That is where a book of this sort comes in handy. There are many ways to take more advantage of the raw performance without having to learn to write it all in assembly language. The pages that follow will help you find manageable ways to get to market fast while still grabbing more of the processors raw performance. All of this on a software platform on which developers can build. Gene A. Frantz, Principal Fellow Texas Intruments Incorporated During the latter part of , Texas Instruments decided to offer rigorously tested software components such as video codecs as software products.
This was a significant decision since the company previously was accustomed to selling silicon devices, and evaluation modules, with de- velopment tools and some demonstration software. The demonstration software was included as a starter ware with the intent of showing some of the capabilities of the processor.
However, real time signal processing solutions have long transitioned from being a few hundred lines of code to several hundred thousand lines of code. The devices themselves have become quite complex, with multiple levels of cache, peripherals, and processors on one silicon die.
A need exists to provide a robust software platform that abstracts the complexities of the device and signal processing algorithms on top of which users can build their applications. At the same time, users should be able to go deep into the device if they so desire.

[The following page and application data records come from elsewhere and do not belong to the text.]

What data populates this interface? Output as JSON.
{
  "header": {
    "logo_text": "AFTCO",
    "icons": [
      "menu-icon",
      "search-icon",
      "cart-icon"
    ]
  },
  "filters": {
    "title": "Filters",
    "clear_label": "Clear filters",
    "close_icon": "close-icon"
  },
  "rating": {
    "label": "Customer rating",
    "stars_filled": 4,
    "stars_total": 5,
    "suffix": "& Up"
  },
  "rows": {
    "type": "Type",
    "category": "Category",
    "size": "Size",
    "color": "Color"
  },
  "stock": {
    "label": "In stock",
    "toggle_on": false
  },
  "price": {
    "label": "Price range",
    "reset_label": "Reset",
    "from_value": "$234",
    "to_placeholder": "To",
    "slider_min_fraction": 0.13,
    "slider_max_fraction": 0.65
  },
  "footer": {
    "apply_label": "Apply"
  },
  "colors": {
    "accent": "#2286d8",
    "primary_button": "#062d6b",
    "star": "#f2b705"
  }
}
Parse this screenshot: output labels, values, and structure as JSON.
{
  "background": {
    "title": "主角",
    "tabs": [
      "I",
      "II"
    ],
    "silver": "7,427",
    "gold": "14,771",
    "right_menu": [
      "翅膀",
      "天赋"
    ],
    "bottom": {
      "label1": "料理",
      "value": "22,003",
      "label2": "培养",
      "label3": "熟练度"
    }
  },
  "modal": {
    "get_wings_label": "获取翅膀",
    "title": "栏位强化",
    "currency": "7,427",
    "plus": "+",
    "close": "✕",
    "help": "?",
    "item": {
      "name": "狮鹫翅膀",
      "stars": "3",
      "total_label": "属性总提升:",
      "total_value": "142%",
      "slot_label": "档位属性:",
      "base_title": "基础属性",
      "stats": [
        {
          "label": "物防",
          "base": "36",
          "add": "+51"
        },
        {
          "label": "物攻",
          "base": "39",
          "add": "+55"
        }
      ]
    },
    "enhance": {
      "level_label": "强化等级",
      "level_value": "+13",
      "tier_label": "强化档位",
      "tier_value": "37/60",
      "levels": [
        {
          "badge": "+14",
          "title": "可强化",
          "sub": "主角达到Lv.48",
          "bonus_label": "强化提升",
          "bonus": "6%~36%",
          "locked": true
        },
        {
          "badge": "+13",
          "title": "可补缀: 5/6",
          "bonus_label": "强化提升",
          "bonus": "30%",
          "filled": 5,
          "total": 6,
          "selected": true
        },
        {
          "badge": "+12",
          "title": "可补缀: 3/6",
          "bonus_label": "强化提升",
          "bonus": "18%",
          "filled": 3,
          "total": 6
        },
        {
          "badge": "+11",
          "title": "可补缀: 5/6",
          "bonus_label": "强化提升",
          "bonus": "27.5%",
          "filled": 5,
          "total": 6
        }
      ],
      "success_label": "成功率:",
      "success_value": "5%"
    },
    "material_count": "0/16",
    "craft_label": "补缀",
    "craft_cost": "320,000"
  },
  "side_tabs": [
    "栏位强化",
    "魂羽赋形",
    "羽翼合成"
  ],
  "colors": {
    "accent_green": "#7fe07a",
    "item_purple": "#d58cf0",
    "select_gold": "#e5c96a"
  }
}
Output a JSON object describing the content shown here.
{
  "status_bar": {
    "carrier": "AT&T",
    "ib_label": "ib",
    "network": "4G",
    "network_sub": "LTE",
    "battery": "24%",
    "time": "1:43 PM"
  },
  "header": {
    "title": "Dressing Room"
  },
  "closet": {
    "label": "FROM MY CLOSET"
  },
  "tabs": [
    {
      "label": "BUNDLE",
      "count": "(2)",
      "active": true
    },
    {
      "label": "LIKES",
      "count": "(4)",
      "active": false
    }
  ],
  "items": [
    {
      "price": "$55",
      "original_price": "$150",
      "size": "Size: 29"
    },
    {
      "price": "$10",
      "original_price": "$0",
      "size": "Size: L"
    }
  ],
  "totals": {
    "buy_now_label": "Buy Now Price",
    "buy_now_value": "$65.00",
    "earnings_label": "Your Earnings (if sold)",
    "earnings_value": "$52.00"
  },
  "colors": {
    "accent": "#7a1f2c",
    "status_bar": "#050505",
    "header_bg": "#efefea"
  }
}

I have had the pleasure of working with several people at Texas Instruments in putting together the strategy and process for delivering these software products and creating a software architecture that would show how to use these components and build an application.
No strategy is good unless it is put into practice and lessons learned from it. After evangelizing this software architecture for a while, starting , I focused on an emerging market in video surveillance, in particular on digital video recorders and IP network cameras.
During this time, we interacted with several customers who leveraged this software platform, created products and ramped them to production. During this phase, I realized that while we had a wealth of documentation on specific topics regarding DaVinci Technology, we did not have one big picture document or book that addressed the software platform as a whole with some examples.
As we interacted with our users, based on some of the typical questions, I would create power point presentation slides and then several of us would help our users solve their problems and get to market. One of the important things that we did was to work towards a single software platform so that developers would have the same look and feel and development experience whether they used a system-on-chip with an ARM and DSP and accelerator or just an ARM with an accelerator.
This book has been in the making since the latter part of I hope it meets the need of a single document that discusses what the software component products are, how they are related to each other, how users may build on top of them, and move from one type of hardware platform to another.
Developing Embedded Software using DaVinci & OMAP Technology
Their instruction rates were fast for the time, but still slow compared to what we see now five to ten million instructions per second. As an historical aside, our first architecture, the TMS, initially had no interrupts. It was quite correctly assumed that real time signals are not interruptable and therefore a processor designed to process real time signals should not be interrupted. After a great amount of lively discussion, it was concluded that an interrupt mechanism needed to be added to the architecture. But, it was designed such that the processor could effectively interrupt the interrupt until it was through with its real time task.
Developing Embedded Software Using Davinci and Omap Technology